However, the number of women in prison rose from 210 in 2000 to 430 in 2010-11 and has barely fallen since. A fortnight ago there were 413 women in custody.

The Howard League Scotland, which campaigns for penal reform, says the emphasis is still on locking women up rather than the community-based alternatives Ms Angiolini called for.

It has laid out its concern in a letter to the Justice Committee ahead of Mr MacAskill's appearance there early next month.

Ms Angiolini had enough nous to predict this outcome. She pointed out that, of 10 previous reports and inspections relating to women's imprisonment in the UK, not one had been implemented in full. So one of her report's demands was for an annual update in Parliament on the adoption of its findings.

The Howard League's says the recommendations are not being implemented the way Ms Angiolini and her team intended. It is hard to disagree. In particular, the report said HMP Cornton Vale, Stirling, should be closed and replaced with a smaller specialist jail for women serving longer sentences or who present a "significant risk" to the public.

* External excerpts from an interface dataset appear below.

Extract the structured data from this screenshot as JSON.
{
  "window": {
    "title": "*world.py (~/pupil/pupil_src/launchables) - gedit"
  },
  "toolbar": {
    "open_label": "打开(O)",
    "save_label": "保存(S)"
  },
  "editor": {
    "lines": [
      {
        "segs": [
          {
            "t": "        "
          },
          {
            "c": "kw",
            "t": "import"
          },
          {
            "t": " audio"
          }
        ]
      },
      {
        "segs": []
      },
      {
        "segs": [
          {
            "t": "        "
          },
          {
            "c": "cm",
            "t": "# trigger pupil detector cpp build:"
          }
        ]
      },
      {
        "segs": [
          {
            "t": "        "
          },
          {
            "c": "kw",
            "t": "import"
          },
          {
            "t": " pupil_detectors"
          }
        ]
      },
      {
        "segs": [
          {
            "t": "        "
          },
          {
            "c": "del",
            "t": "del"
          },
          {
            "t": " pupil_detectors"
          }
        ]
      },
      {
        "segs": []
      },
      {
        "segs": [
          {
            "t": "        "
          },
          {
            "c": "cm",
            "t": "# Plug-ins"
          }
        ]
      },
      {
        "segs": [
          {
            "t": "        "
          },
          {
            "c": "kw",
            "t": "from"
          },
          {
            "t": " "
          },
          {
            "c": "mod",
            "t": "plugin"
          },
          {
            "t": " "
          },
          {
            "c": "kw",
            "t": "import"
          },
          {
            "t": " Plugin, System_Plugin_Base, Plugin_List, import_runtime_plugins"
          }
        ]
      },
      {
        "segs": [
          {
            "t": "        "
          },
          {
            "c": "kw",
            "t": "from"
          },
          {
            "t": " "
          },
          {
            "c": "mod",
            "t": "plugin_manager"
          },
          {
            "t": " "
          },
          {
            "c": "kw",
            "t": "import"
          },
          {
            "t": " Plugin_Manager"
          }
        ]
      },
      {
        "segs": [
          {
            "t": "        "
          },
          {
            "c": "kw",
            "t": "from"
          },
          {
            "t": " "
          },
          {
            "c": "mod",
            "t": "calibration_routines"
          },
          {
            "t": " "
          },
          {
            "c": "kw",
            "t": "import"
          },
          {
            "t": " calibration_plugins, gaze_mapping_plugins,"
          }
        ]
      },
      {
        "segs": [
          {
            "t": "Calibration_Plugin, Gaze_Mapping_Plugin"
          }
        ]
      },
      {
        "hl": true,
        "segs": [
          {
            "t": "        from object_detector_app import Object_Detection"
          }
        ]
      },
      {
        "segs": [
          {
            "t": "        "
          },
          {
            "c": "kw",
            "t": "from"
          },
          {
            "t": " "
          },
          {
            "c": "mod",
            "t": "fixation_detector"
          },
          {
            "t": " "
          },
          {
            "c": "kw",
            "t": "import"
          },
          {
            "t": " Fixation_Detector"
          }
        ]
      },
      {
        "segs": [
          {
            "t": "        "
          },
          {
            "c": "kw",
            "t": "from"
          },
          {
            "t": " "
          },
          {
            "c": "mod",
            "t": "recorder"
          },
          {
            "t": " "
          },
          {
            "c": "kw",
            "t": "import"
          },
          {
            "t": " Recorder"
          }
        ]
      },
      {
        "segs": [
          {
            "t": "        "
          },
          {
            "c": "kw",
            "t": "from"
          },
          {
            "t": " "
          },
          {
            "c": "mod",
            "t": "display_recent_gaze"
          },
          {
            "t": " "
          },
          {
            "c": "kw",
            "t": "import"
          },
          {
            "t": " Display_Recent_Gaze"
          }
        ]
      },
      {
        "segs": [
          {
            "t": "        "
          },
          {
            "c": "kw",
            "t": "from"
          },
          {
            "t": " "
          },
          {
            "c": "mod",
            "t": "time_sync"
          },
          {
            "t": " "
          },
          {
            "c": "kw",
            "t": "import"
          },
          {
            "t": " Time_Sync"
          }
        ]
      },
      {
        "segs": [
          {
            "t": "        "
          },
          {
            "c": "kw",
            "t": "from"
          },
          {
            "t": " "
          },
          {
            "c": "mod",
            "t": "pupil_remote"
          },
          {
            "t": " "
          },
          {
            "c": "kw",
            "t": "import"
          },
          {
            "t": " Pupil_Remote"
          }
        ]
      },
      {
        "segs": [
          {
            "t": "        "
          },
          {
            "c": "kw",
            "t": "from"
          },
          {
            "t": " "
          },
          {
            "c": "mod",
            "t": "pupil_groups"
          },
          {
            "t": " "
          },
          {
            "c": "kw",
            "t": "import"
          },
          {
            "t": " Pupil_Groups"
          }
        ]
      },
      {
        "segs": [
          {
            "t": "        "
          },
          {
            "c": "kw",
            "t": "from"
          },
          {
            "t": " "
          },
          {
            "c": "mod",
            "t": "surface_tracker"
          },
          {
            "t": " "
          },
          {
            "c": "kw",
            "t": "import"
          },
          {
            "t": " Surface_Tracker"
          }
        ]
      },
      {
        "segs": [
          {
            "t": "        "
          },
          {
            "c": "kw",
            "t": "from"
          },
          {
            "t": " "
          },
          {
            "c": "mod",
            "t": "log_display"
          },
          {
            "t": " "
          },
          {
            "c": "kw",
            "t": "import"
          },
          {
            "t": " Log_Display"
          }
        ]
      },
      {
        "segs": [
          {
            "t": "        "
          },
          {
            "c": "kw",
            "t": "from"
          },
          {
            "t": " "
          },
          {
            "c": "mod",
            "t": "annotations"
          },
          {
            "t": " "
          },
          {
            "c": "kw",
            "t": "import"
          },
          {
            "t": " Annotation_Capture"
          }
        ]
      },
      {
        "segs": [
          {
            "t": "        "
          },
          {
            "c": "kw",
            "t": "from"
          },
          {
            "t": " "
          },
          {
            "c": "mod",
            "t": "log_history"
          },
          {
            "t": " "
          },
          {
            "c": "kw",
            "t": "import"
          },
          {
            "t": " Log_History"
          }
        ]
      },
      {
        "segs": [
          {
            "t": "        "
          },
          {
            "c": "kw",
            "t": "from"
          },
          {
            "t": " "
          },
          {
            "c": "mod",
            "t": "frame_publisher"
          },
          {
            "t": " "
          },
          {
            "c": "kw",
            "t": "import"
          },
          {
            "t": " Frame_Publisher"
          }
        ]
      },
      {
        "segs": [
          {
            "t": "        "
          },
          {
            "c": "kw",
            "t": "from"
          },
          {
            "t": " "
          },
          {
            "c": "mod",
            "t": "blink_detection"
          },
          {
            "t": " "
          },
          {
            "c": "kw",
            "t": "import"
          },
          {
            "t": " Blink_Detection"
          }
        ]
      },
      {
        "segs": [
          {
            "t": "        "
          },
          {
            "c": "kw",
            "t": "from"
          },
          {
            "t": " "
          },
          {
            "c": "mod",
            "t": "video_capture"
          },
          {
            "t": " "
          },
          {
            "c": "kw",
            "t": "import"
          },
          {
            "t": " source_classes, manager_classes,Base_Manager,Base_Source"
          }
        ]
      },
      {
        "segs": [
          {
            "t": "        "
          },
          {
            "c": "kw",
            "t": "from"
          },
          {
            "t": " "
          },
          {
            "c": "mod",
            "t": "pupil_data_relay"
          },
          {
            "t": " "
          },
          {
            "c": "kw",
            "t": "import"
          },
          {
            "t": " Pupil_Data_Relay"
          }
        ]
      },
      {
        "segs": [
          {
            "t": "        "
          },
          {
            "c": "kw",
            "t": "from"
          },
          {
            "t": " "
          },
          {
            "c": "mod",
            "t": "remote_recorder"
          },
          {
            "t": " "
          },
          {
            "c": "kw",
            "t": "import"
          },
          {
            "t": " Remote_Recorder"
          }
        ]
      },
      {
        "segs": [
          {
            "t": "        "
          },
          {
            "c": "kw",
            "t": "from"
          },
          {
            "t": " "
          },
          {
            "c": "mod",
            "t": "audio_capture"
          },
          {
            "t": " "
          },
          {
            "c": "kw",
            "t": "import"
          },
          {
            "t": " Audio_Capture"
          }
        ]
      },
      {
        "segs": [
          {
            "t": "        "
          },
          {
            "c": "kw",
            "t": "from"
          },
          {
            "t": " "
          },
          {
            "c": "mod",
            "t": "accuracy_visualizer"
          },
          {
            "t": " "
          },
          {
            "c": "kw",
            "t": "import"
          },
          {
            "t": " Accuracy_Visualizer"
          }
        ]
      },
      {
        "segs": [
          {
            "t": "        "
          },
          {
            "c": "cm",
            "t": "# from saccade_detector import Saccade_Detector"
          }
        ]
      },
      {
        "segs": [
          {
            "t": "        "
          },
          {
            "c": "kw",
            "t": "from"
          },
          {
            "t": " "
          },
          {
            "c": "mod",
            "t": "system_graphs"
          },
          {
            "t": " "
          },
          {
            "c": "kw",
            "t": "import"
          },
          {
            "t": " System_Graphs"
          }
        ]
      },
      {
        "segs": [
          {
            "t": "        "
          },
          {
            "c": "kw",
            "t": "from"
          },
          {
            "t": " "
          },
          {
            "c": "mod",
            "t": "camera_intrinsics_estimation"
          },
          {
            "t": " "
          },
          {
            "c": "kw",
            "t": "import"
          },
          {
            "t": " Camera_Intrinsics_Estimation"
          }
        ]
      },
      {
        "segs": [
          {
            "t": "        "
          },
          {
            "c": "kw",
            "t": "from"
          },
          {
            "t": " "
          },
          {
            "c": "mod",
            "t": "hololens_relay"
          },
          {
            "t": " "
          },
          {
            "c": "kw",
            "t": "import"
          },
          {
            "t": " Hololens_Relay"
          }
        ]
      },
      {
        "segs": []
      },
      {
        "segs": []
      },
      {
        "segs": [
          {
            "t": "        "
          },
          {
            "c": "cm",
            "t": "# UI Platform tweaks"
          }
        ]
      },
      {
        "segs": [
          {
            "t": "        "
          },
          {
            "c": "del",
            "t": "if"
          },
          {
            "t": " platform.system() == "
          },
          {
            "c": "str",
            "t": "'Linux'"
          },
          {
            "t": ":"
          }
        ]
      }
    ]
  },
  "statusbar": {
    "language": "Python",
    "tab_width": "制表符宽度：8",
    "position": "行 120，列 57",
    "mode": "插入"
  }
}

Instead, the current plan is to build a new women's prison, HMP Inverclyde, in Greenock, with room for 350 inmates, while retaining 50 places for prisoners in the new HMP Grampian and also in HMP Edinburgh. The Scottish Prison Service says a smaller jail might become overcrowded, as its projections show the number of women in custody will rise. The new prison, when it opens in 2017, will handle young and old offenders, on remand and convicted, serving sentences from a few months to life.

While predicting more women will be sent to jail, officials voice the contradictory hope that "in time" alternatives to custody will see numbers fall. Yet, just as building new roads tends to increase the number of cars driven, the Howard League says building more jails tends to increase the numbers sent there. Equally, investment in community alternatives would see courts use them more. Unfortunately, such investment remains trivial: £3 million over two years in Scotland, the League claims, against £60m to build the new prison, and an estimated £13m a year in the cost of imprisoning women.

In its update to the Justice Committee, the Scottish Prison Service says the design of HMP Inverclyde will contribute to meeting the Commission's recommendations. But better conditions for women in custody - an outside garden and play space, a mother and baby unit, and help with addiction problems - were not the top priority in Ms Angiolini report.

The worst thing Mr MacAskill could say to the Justice Committee on August 5 is probably that decisions about the size and design of HMP Inverclyde are operational matters for the SPS. This profoundly misses the point of the commission's report.

As the Howard League adds: "It is unfair to expect the Scottish Prison Service - whose business it is to build and operate prisons - to take an overview of the whole package required to reduce female imprisonment in Scotland, when so much of the task ... is beyond their control."